- Record extracts -
______

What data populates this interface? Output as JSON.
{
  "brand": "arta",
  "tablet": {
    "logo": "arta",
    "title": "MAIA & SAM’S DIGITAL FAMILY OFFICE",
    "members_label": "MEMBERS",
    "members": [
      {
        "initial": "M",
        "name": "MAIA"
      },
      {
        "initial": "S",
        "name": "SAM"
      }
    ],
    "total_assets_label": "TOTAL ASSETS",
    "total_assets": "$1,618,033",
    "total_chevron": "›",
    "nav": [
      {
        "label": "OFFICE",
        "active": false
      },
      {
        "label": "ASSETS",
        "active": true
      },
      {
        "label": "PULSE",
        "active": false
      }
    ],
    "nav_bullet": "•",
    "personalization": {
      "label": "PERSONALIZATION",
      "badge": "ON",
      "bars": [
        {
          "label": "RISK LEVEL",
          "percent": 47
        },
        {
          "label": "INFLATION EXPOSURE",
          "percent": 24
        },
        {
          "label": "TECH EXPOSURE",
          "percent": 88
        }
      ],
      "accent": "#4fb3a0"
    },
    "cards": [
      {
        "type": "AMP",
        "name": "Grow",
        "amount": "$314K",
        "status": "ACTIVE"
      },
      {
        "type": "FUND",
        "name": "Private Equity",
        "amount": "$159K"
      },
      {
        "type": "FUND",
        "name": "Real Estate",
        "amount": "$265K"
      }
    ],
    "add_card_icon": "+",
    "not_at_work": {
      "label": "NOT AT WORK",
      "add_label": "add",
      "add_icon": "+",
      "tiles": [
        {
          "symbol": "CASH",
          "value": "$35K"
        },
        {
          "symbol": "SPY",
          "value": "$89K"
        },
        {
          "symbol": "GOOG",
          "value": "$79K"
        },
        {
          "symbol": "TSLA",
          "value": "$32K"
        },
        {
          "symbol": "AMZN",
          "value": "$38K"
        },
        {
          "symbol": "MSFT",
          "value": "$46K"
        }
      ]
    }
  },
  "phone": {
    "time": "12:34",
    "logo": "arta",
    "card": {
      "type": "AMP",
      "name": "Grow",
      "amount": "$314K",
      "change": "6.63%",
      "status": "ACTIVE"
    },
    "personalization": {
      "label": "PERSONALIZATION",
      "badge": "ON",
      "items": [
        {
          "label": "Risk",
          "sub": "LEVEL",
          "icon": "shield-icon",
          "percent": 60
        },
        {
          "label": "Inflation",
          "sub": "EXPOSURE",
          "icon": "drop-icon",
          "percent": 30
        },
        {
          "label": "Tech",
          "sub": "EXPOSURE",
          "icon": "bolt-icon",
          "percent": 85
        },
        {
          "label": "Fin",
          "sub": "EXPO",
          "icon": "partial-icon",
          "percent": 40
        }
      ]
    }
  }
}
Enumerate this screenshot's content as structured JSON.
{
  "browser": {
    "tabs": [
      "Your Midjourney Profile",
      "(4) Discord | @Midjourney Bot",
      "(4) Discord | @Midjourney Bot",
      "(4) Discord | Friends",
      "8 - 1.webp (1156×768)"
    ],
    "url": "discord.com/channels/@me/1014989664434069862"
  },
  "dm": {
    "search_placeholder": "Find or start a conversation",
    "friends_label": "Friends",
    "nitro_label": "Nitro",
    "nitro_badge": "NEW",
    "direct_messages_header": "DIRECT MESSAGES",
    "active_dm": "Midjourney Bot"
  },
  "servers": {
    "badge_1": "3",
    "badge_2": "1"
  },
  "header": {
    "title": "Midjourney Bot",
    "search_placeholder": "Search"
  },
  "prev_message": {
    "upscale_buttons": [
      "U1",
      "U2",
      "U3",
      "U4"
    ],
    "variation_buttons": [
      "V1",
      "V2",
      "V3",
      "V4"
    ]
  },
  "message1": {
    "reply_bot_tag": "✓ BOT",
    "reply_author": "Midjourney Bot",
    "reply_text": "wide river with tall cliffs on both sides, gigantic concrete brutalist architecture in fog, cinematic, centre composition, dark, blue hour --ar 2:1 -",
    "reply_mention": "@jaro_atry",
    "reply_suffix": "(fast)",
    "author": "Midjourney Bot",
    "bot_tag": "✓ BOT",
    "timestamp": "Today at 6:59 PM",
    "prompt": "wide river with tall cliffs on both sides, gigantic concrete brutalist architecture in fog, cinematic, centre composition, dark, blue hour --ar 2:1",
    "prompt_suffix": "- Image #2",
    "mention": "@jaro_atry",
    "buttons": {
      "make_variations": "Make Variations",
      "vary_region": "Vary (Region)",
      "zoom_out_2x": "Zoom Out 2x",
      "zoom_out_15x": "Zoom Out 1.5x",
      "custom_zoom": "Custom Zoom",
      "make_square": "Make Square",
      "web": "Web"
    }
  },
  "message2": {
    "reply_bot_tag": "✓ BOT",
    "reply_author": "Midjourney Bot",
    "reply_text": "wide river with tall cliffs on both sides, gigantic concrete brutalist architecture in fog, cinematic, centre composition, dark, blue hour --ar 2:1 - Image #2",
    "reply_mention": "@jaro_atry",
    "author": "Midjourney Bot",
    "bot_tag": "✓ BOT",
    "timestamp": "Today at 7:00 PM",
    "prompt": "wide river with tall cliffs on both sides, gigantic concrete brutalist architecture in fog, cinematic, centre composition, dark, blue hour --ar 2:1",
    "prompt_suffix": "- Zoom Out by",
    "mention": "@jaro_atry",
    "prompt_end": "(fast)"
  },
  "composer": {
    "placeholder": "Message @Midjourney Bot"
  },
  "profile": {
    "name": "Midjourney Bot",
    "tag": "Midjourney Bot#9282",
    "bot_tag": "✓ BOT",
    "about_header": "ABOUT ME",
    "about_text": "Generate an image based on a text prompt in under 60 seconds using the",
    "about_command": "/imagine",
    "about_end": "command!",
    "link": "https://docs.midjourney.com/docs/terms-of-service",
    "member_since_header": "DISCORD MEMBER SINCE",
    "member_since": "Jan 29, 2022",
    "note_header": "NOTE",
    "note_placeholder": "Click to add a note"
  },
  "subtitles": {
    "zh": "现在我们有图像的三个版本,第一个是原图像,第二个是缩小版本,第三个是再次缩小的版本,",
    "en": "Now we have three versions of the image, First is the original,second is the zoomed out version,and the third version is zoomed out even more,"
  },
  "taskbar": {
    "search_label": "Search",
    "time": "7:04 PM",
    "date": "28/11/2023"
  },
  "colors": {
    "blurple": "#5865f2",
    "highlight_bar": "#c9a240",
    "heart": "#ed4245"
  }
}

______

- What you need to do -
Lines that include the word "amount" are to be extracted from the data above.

- Solution -
        "amount": "$314K",
        "amount": "$159K"
        "amount": "$265K"
      "amount": "$314K",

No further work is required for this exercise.